**What needs to be done:** Copy out all lines in the material below that contain the string "this".

**Record extracts:**
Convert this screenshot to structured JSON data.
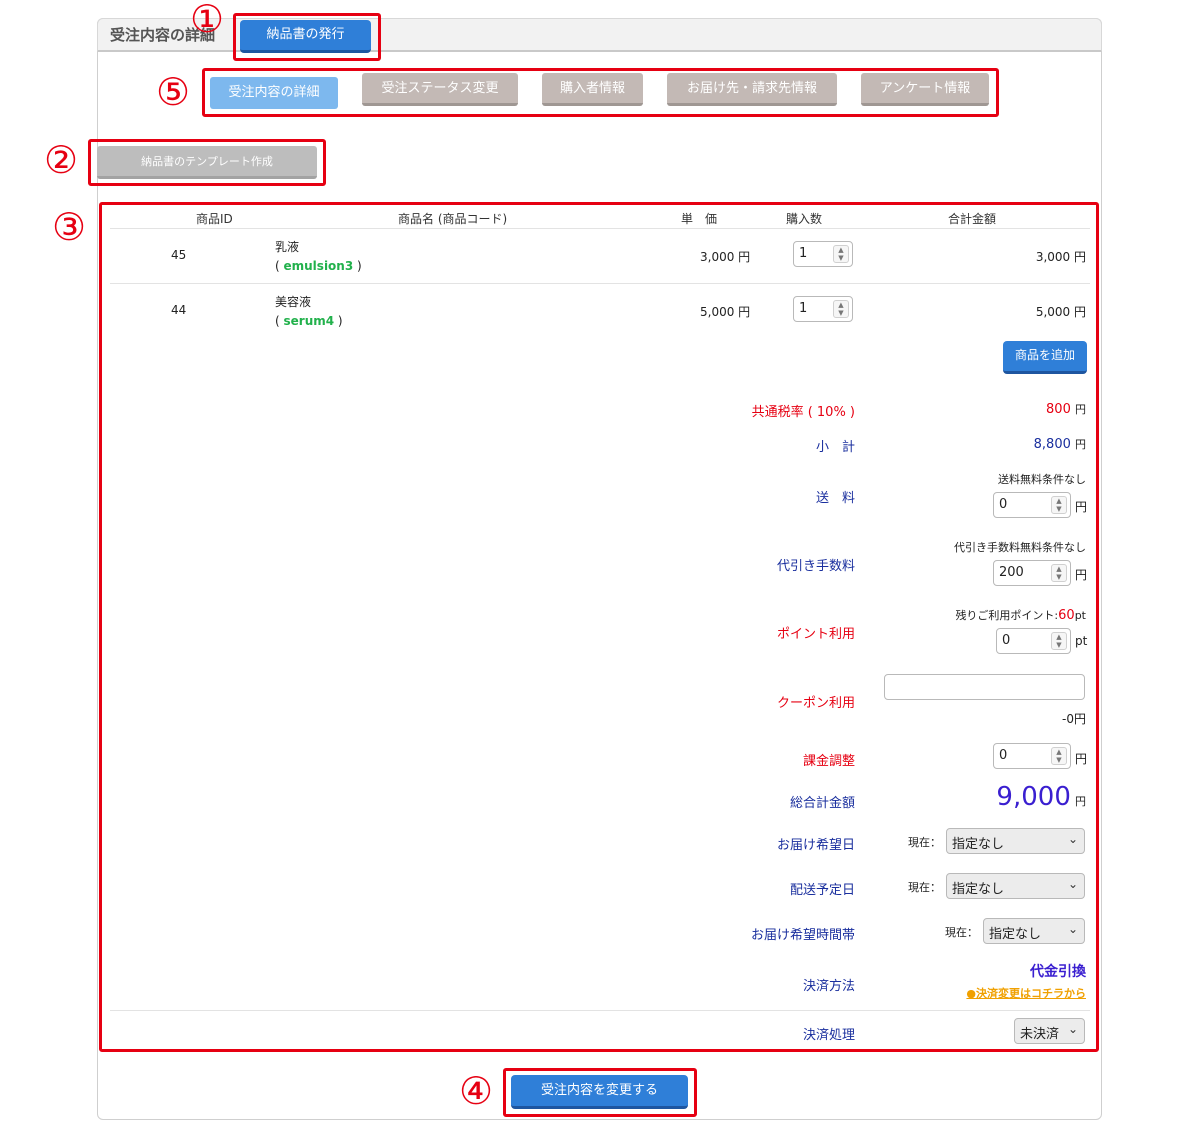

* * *

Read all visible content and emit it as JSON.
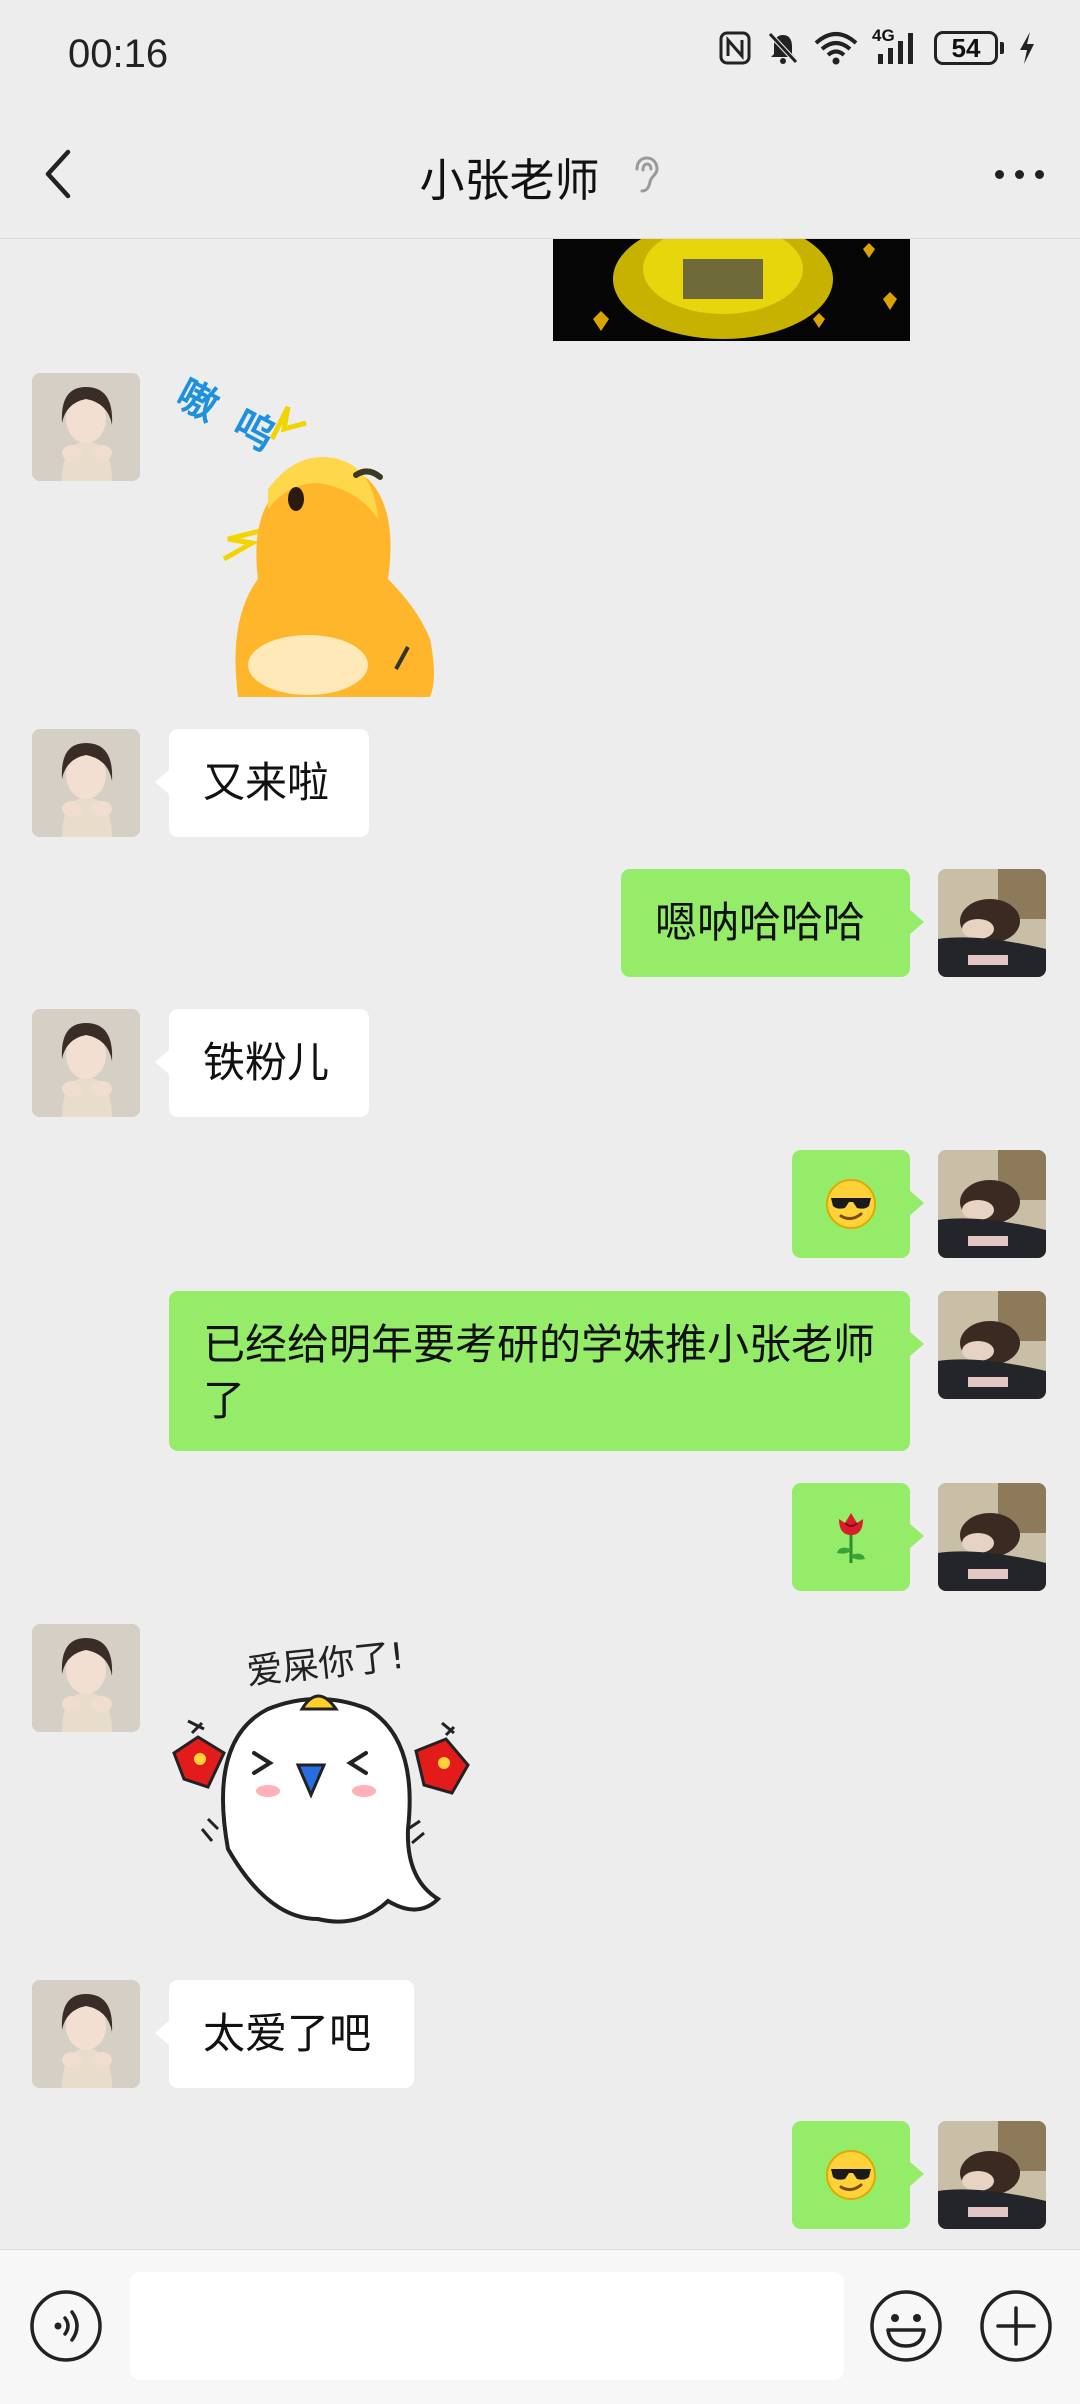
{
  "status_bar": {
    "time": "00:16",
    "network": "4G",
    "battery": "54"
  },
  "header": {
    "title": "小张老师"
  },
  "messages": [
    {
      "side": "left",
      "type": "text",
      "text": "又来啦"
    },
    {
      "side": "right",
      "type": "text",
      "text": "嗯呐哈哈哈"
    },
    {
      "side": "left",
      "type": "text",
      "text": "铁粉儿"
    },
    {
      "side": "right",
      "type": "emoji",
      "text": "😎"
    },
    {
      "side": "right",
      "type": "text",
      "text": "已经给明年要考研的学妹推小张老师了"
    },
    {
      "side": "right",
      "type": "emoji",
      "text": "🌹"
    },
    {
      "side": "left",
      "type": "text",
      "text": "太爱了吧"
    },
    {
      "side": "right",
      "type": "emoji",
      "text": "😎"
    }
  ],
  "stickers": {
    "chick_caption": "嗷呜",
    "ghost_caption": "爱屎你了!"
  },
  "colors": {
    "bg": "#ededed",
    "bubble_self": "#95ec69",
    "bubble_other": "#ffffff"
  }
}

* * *

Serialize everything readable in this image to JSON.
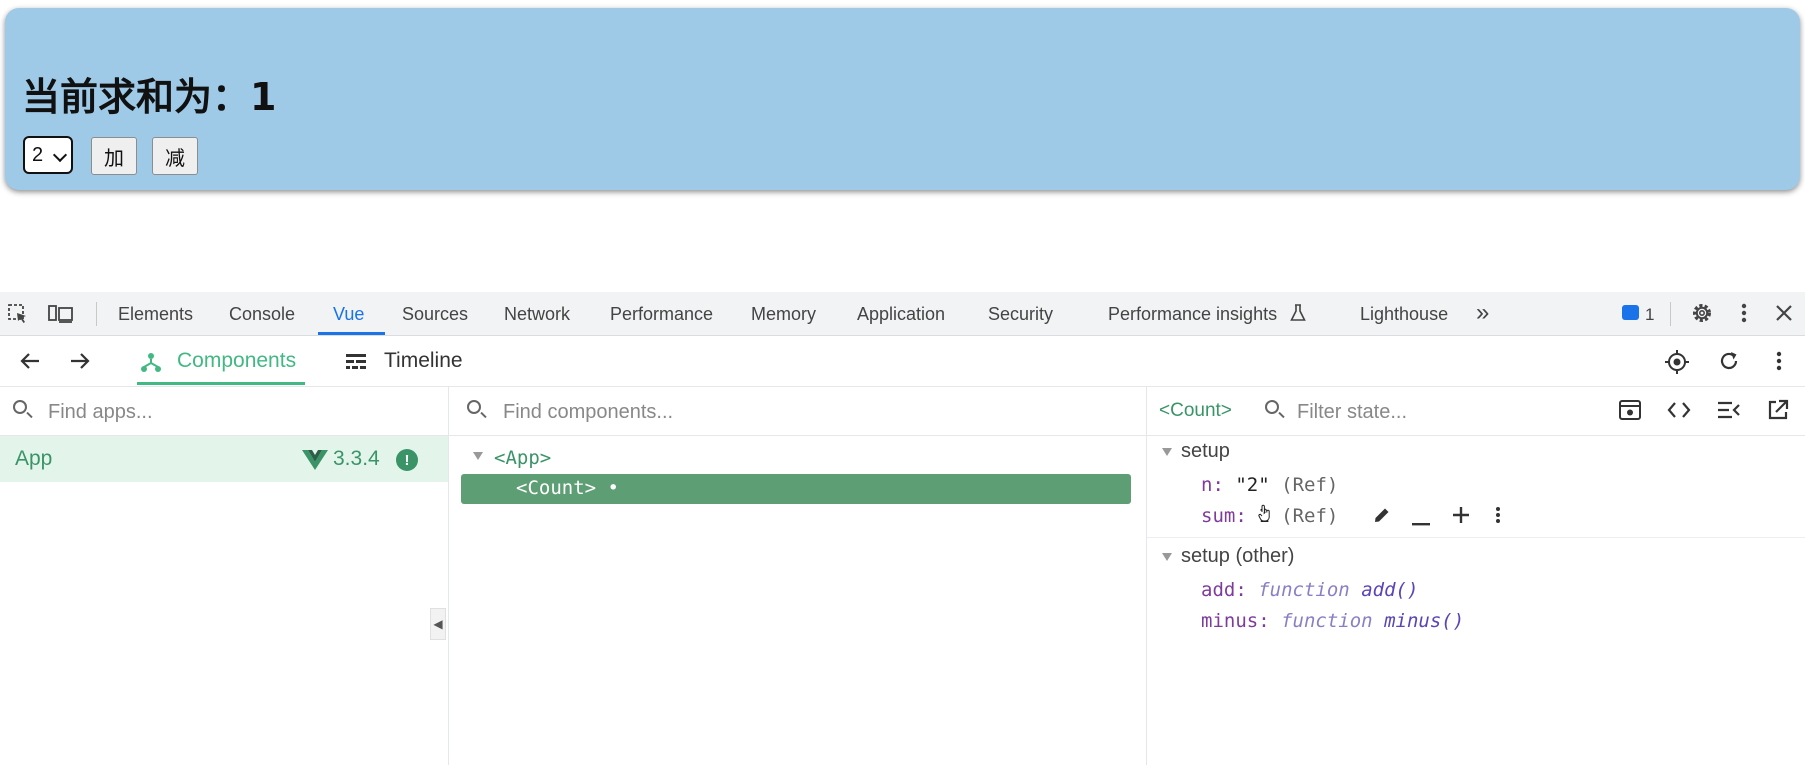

**Answer space:**
Convert this screenshot to structured JSON data.
Serialize everything readable in this image to JSON.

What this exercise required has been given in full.